Three odd cases were decided last week in the federal circuits.
First, the Eleventh Circuit vacated a set of convictions because the indictment didn’t successfully allege that the folks who were convicted had committed a crime.
The Sixth Circuit had a two-fer this week; one case involved sentencing irregularities and the other involved irregularities of a more troubling and frequent kind – cops lying.
To the victories!
1. United States v. Izurieta, Eleventh Circuit: Appellants were convicted of one count of conspiring to unlawfully import goods and six counts of smuggling goods into the United States. Because the indictment did not adequately set forth a violation of criminal law on any of the counts, all of appellants’ convictions were vacated. The smuggling counts were based on a regulation, the violation of which resulted in paying a fine, not criminal punishment.

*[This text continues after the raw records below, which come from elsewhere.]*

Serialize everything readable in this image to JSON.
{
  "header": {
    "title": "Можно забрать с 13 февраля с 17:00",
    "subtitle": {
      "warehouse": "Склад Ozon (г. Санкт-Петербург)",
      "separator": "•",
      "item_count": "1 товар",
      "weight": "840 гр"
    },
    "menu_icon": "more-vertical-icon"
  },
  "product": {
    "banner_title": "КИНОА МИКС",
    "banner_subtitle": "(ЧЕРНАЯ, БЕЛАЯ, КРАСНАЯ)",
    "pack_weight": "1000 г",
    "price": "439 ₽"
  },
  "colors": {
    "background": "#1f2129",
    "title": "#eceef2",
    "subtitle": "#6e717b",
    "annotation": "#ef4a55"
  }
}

The conspiracy count did not adequately put appellants on notice as to what criminal statute they were alleged to have violated, especially given that the vast majority of the indictment focused on acts that were not criminal.
2. United States v. Kurlemann, Sixth Circuit: Eric Duke and Bernard Kurlemann were involved in a scheme to sell homes to straw men who couldn’t afford them. Kurlemann was convicted of making false statements to a lending institution, among other offenses. Because the jury instructions for the false statements count included an erroneous legal theory, Kurlemann’s conviction was reversed and the case remanded for retrial on this count. At Duke’s sentencing for loan fraud and making false statements, the court granted his motion for a downward departure under Guideline § 5K1.1 for substantially assisting in Kurlemann’s prosecution, but didn’t identify Duke’s post-departure Guidelines range. As a result, it was unclear whether or by how much the court varied from that range in imposing sentence. For these reasons, the case was remanded for resentencing.
3. United States v. Shaw, Sixth Circuit: Appellant pled guilty to distributing cocaine after officers discovered large amounts of it in his home during a protective sweep. Police unlawfully entered and remained in the home under false pretenses. First, they lied about having a search warrant – it was actually for a neighbor’s home – and second, once inside, they lied again about the address on the warrant. Because the officers had no right to enter the house based on a lie and no right to stay there based on a lie, the interaction violated the Fourth Amendment. As a result, the district court’s denial of appellant’s motion to suppress the cocaine was reversed, and the case remanded for further proceedings.